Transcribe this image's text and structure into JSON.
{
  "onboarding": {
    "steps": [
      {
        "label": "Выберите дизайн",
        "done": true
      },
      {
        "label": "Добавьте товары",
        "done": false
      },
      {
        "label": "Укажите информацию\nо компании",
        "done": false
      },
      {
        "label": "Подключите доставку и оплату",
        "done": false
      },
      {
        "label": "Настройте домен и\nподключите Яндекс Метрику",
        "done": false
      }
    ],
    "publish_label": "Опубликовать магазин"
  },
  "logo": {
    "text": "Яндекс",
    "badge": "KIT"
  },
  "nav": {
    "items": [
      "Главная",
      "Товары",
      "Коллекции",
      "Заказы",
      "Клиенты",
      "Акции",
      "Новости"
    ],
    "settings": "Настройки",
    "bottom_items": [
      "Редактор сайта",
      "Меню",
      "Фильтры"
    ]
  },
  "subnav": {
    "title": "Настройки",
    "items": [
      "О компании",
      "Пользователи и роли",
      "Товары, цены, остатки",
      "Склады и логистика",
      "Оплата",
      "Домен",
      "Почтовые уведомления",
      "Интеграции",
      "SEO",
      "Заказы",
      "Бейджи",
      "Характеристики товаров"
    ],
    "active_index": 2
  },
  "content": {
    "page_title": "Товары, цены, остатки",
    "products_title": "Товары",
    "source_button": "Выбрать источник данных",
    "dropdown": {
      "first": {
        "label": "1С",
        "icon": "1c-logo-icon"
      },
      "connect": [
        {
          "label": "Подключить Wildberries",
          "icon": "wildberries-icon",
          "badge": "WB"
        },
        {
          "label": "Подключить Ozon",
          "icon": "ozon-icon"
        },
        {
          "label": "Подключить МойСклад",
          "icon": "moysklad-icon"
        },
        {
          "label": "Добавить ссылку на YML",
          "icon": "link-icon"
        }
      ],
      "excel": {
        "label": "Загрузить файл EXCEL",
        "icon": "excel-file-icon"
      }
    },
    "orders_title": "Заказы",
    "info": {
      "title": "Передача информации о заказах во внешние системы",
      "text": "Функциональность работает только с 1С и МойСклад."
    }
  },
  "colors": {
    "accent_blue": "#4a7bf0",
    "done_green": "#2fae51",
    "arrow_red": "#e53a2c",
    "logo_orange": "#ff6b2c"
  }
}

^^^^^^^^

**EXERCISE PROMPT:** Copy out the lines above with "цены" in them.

**TASK ANSWER:**
      "Товары, цены, остатки",
    "page_title": "Товары, цены, остатки",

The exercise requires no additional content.